* [PROBLEM TO WORK ON] Repeat the data word for word, excluding every picture.

* [Dataset rows describing interfaces]
━━━
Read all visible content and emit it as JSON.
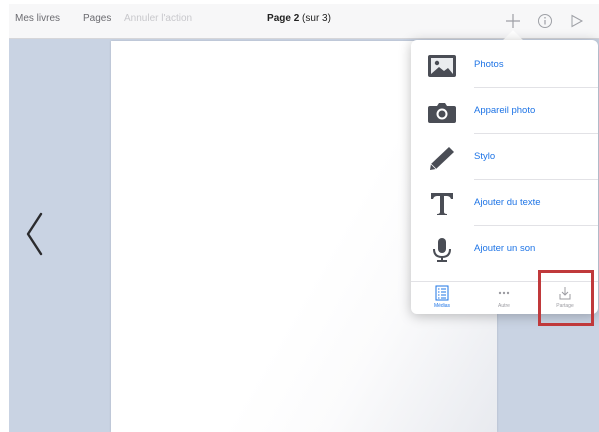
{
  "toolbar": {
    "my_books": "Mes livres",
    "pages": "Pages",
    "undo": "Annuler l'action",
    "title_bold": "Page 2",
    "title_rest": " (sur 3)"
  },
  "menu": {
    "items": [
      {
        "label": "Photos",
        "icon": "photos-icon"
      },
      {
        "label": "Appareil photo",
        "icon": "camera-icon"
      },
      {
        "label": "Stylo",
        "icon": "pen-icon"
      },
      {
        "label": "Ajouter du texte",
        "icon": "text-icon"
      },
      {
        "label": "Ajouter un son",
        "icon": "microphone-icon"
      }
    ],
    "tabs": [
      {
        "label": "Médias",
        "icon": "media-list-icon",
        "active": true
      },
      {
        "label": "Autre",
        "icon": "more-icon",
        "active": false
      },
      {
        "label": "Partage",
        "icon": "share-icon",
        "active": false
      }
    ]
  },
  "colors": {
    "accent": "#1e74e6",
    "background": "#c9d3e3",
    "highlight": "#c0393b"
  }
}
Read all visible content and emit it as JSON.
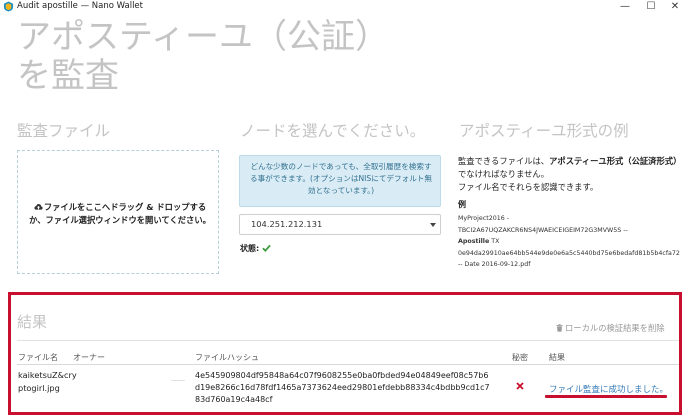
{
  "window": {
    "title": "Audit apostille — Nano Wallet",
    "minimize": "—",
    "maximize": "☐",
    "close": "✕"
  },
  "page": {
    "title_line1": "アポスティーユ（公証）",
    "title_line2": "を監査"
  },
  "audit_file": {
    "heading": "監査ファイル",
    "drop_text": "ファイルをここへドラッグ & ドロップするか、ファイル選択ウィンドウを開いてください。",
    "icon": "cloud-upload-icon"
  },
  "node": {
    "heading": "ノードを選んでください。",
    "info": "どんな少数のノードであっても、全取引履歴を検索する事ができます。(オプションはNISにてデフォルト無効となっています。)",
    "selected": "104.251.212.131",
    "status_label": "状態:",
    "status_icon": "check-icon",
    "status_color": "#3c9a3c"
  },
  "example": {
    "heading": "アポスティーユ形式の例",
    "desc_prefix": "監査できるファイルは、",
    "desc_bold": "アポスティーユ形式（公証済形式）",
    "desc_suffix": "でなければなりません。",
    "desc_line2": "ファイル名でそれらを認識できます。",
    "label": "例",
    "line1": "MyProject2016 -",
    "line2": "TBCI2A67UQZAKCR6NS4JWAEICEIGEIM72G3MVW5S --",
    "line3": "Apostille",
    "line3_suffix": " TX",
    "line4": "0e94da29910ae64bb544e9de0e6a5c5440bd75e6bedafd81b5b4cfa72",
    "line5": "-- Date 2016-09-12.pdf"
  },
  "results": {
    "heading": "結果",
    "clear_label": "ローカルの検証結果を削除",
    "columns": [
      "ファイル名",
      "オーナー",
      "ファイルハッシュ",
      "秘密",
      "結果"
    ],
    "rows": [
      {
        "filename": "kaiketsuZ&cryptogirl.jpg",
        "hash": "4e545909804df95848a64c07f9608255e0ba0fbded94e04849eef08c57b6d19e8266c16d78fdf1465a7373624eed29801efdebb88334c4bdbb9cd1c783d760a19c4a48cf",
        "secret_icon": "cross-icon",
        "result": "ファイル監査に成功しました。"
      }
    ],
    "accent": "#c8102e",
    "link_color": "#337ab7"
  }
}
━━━
* [ANSWER]
Read all visible content and emit it as JSON.
{
  "toolbar": {
    "my_books": "Mes livres",
    "pages": "Pages",
    "undo": "Annuler l'action",
    "title_bold": "Page 2",
    "title_rest": " (sur 3)"
  },
  "menu": {
    "items": [
      {
        "label": "Photos",
        "icon": "photos-icon"
      },
      {
        "label": "Appareil photo",
        "icon": "camera-icon"
      },
      {
        "label": "Stylo",
        "icon": "pen-icon"
      },
      {
        "label": "Ajouter du texte",
        "icon": "text-icon"
      },
      {
        "label": "Ajouter un son",
        "icon": "microphone-icon"
      }
    ],
    "tabs": [
      {
        "label": "Médias",
        "icon": "media-list-icon",
        "active": true
      },
      {
        "label": "Autre",
        "icon": "more-icon",
        "active": false
      },
      {
        "label": "Partage",
        "icon": "share-icon",
        "active": false
      }
    ]
  },
  "colors": {
    "accent": "#1e74e6",
    "background": "#c9d3e3",
    "highlight": "#c0393b"
  }
}
Read all visible content and emit it as JSON.
{
  "window": {
    "title": "Audit apostille — Nano Wallet",
    "minimize": "—",
    "maximize": "☐",
    "close": "✕"
  },
  "page": {
    "title_line1": "アポスティーユ（公証）",
    "title_line2": "を監査"
  },
  "audit_file": {
    "heading": "監査ファイル",
    "drop_text": "ファイルをここへドラッグ & ドロップするか、ファイル選択ウィンドウを開いてください。",
    "icon": "cloud-upload-icon"
  },
  "node": {
    "heading": "ノードを選んでください。",
    "info": "どんな少数のノードであっても、全取引履歴を検索する事ができます。(オプションはNISにてデフォルト無効となっています。)",
    "selected": "104.251.212.131",
    "status_label": "状態:",
    "status_icon": "check-icon",
    "status_color": "#3c9a3c"
  },
  "example": {
    "heading": "アポスティーユ形式の例",
    "desc_prefix": "監査できるファイルは、",
    "desc_bold": "アポスティーユ形式（公証済形式）",
    "desc_suffix": "でなければなりません。",
    "desc_line2": "ファイル名でそれらを認識できます。",
    "label": "例",
    "line1": "MyProject2016 -",
    "line2": "TBCI2A67UQZAKCR6NS4JWAEICEIGEIM72G3MVW5S --",
    "line3": "Apostille",
    "line3_suffix": " TX",
    "line4": "0e94da29910ae64bb544e9de0e6a5c5440bd75e6bedafd81b5b4cfa72",
    "line5": "-- Date 2016-09-12.pdf"
  },
  "results": {
    "heading": "結果",
    "clear_label": "ローカルの検証結果を削除",
    "columns": [
      "ファイル名",
      "オーナー",
      "ファイルハッシュ",
      "秘密",
      "結果"
    ],
    "rows": [
      {
        "filename": "kaiketsuZ&cryptogirl.jpg",
        "hash": "4e545909804df95848a64c07f9608255e0ba0fbded94e04849eef08c57b6d19e8266c16d78fdf1465a7373624eed29801efdebb88334c4bdbb9cd1c783d760a19c4a48cf",
        "secret_icon": "cross-icon",
        "result": "ファイル監査に成功しました。"
      }
    ],
    "accent": "#c8102e",
    "link_color": "#337ab7"
  }
}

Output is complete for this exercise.